Start with lots of conversation. Mood boards, clothing samples, and model selections. 80 per cent of the shoot happens before shoot day. Have a solid plan going in and expect it to sometimes morph into something else once it starts to come together.
Don’t get too caught up in theatrics or “concepts,” perfect your skill, and make it shine.
Never, ever wait until shoot day to do a first run of any hairstyle. In my early days, I had stylists show up with a model they had never met until they colored their hair the day before, and then they would spend hours on shoot day trying to do a style that they had never attempted. It doesn’t work. Do a trial run at the salon before shoot day, if possible.
Learn to use wigs and hairpieces when you can! It takes so much stress out of shoot day. Most competitions allow wigs now. When my stylists use wigs, they sew every weft into the wig cap by hand, then cut and color them. I think it’s more work than doing natural hair, but on shoot day, it definitely cuts down on time and stress.
I understand that the pandemic was especially hard for photographers. How did you get through this? Was there anything creative that you did to still be able to work with clients during the lockdowns? (examples: shooting with multiple people/teams on the same day, offering special pricing/packages, travelling to them, etc.)

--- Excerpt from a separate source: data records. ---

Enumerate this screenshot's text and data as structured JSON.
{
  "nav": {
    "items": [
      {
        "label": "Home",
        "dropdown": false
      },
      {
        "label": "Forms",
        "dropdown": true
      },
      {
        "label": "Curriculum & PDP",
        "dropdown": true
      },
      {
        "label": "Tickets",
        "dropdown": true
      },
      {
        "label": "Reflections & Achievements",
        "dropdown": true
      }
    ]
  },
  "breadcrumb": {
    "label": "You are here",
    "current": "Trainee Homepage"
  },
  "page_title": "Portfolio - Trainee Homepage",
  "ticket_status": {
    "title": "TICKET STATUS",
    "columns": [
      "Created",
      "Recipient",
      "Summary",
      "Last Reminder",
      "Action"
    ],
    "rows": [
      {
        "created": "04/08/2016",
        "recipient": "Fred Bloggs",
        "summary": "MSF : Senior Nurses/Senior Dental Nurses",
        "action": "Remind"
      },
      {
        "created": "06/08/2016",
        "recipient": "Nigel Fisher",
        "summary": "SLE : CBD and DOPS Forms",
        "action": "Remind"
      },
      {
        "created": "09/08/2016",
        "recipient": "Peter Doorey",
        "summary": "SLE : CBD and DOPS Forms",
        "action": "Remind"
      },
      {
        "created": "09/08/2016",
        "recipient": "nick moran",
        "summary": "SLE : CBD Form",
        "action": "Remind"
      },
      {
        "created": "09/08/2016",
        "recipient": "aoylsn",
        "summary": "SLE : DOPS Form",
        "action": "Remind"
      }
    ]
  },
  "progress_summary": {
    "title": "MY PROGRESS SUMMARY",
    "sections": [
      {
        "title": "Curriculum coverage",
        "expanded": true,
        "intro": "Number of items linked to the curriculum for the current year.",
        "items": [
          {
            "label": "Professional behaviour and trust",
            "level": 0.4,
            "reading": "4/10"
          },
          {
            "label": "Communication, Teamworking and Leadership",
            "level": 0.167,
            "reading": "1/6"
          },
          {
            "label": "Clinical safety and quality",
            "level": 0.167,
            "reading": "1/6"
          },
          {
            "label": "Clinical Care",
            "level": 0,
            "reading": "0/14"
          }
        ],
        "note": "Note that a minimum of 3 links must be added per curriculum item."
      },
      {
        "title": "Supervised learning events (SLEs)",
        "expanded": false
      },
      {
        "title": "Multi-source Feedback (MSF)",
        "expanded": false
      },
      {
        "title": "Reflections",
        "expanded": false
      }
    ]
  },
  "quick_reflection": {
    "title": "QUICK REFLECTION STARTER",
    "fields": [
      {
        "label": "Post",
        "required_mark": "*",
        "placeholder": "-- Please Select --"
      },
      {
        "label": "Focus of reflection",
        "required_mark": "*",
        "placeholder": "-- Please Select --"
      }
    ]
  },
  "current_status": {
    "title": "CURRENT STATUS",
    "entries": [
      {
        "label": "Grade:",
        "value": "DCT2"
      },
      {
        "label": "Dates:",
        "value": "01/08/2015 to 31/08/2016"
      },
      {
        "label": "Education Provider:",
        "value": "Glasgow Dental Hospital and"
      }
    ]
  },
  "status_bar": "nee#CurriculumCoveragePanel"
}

The pandemic pretty much decimated my business. I’ve done two hair shoots in two years. I have a pretty solid portrait and headshot business as well, but my bookings there were down to nothing as well. I have been okay with it, because I’m decades into my career, and have prepared well for a rainy day (this was torrential). I’ve actually settled into my slower pace quite nicely. I’ve been wanting to slow down for a very long time, and don’t know that I would have if I hadn’t been forced to.

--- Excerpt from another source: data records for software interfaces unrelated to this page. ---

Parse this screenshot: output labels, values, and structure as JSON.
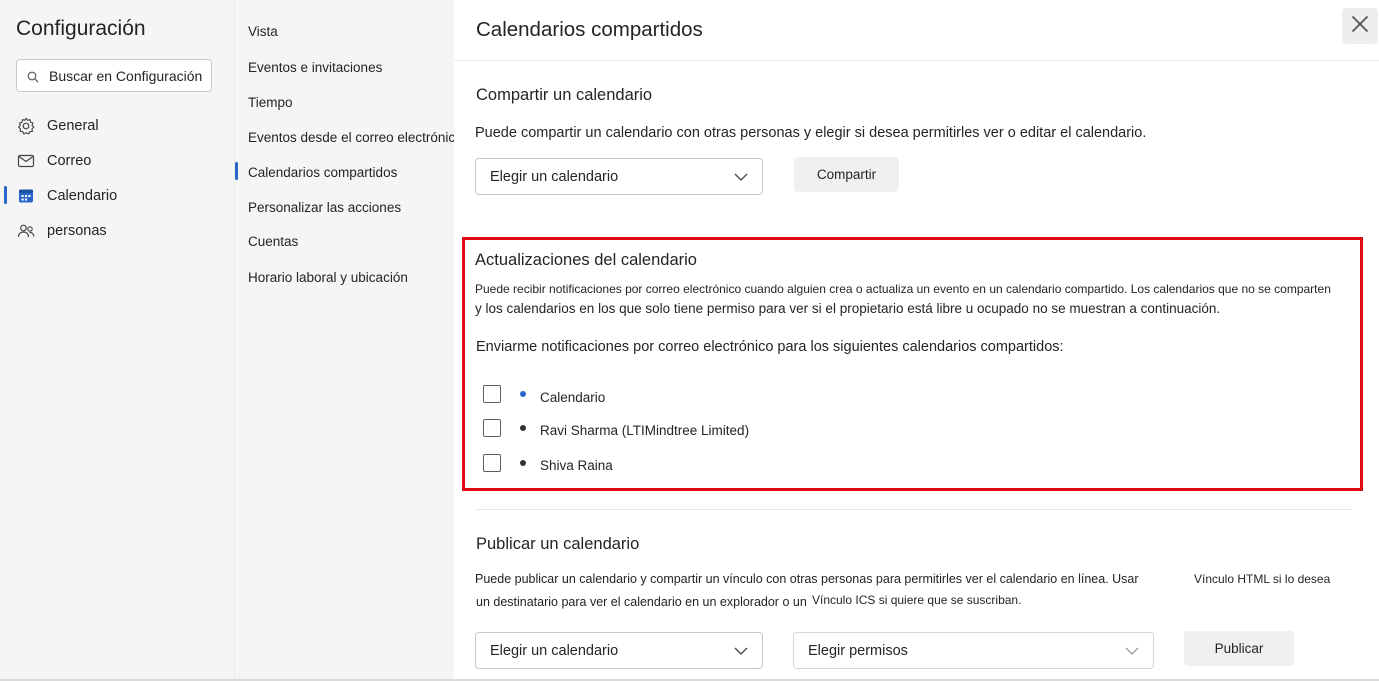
{
  "app": {
    "title": "Configuración"
  },
  "search": {
    "placeholder": "Buscar en Configuración",
    "icon": "search-icon"
  },
  "nav": [
    {
      "label": "General",
      "icon": "gear-icon",
      "selected": false
    },
    {
      "label": "Correo",
      "icon": "mail-icon",
      "selected": false
    },
    {
      "label": "Calendario",
      "icon": "calendar-icon",
      "selected": true
    },
    {
      "label": "personas",
      "icon": "people-icon",
      "selected": false
    }
  ],
  "subnav": [
    {
      "label": "Vista"
    },
    {
      "label": "Eventos e invitaciones"
    },
    {
      "label": "Tiempo"
    },
    {
      "label": "Eventos desde el correo electrónico"
    },
    {
      "label": "Calendarios compartidos",
      "selected": true
    },
    {
      "label": "Personalizar las acciones"
    },
    {
      "label": "Cuentas"
    },
    {
      "label": "Horario laboral y ubicación"
    }
  ],
  "page": {
    "title": "Calendarios compartidos",
    "close_icon": "close-icon"
  },
  "share": {
    "title": "Compartir un calendario",
    "description": "Puede compartir un calendario con otras personas y elegir si desea permitirles ver o editar el calendario.",
    "dropdown_label": "Elegir un calendario",
    "button_label": "Compartir"
  },
  "updates": {
    "title": "Actualizaciones del calendario",
    "description_line1": "Puede recibir notificaciones por correo electrónico cuando alguien crea o actualiza un evento en un calendario compartido. Los calendarios que no se comparten",
    "description_line2": "y los calendarios en los que solo tiene permiso para ver si el propietario está libre u ocupado no se muestran a continuación.",
    "prompt": "Enviarme notificaciones por correo electrónico para los siguientes calendarios compartidos:",
    "calendars": [
      {
        "label": "Calendario",
        "color": "#2a66c9",
        "checked": false
      },
      {
        "label": "Ravi Sharma (LTIMindtree Limited)",
        "color": "#333333",
        "checked": false
      },
      {
        "label": "Shiva Raina",
        "color": "#333333",
        "checked": false
      }
    ]
  },
  "publish": {
    "title": "Publicar un calendario",
    "line1_a": "Puede publicar un calendario y compartir un vínculo con otras personas para permitirles ver el calendario en línea. Usar",
    "line1_b": "Vínculo HTML si lo desea",
    "line2_a": "un destinatario para ver el calendario en un explorador o un",
    "line2_b": "Vínculo ICS si quiere que se suscriban.",
    "calendar_dropdown": "Elegir un calendario",
    "permissions_dropdown": "Elegir permisos",
    "button_label": "Publicar"
  },
  "colors": {
    "accent": "#2a66c9",
    "highlight": "#e00a16"
  }
}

I don’t do any travelling for work and I have always just maintained a pretty good local client base, although I do have stylists who come to London to shoot with me. I’ve always had an amazing studio space that accommodates a lot of people and I’m a creature of habit and prefer to work in my own space. I wasn’t really able to “pivot” with hair shoots during the pandemic because stylists just didn’t want to shoot, finding models was a nightmare, and salons were shut down for so long the stylists just couldn’t afford to shoot. I did, however, do quite a bit of commissioned editing and retouching for stylists in other parts of Canada, who were able to either shoot their own collections, or hire a photographer to get the images captured. I’m a solid retoucher and have 30 years of beauty editing experience, so I really enjoyed that extra creative work. I’ve never retouched other photographers work until COVID hit.
How does entering competitions like the Contessas help your clients when it comes to building and promoting their brand? How does it help get their name out there if they’re new to the industry?

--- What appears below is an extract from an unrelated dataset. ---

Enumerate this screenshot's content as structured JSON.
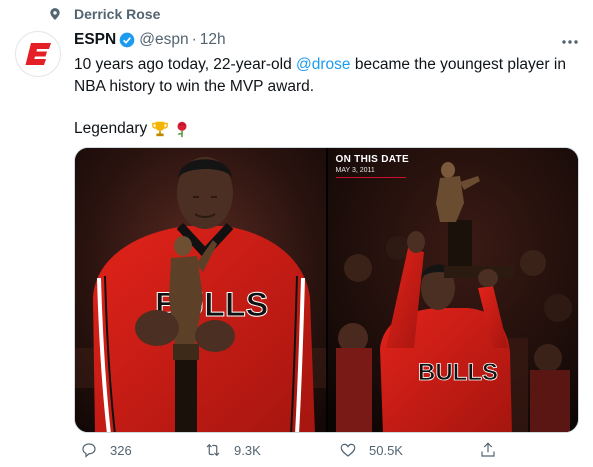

I think the Contessas are so important to stylists who are looking for a little more than just working behind a chair. Most of my clients who start doing photoshoots end up working for a product company, and/or becoming part of their education and creative teams, in conjunction with still working in their salon. I think it’s definitely a game changer when a salon becomes associated with winning a Contessa. All of a sudden, they’re “the salon team of the year,” and people love that they’re having an international competition winner or platform artist doing their hair. Even having something published in Salon Magazine, clients LOVE seeing their hairstylists work published.
To check out Paula Tizzard’s website, click here.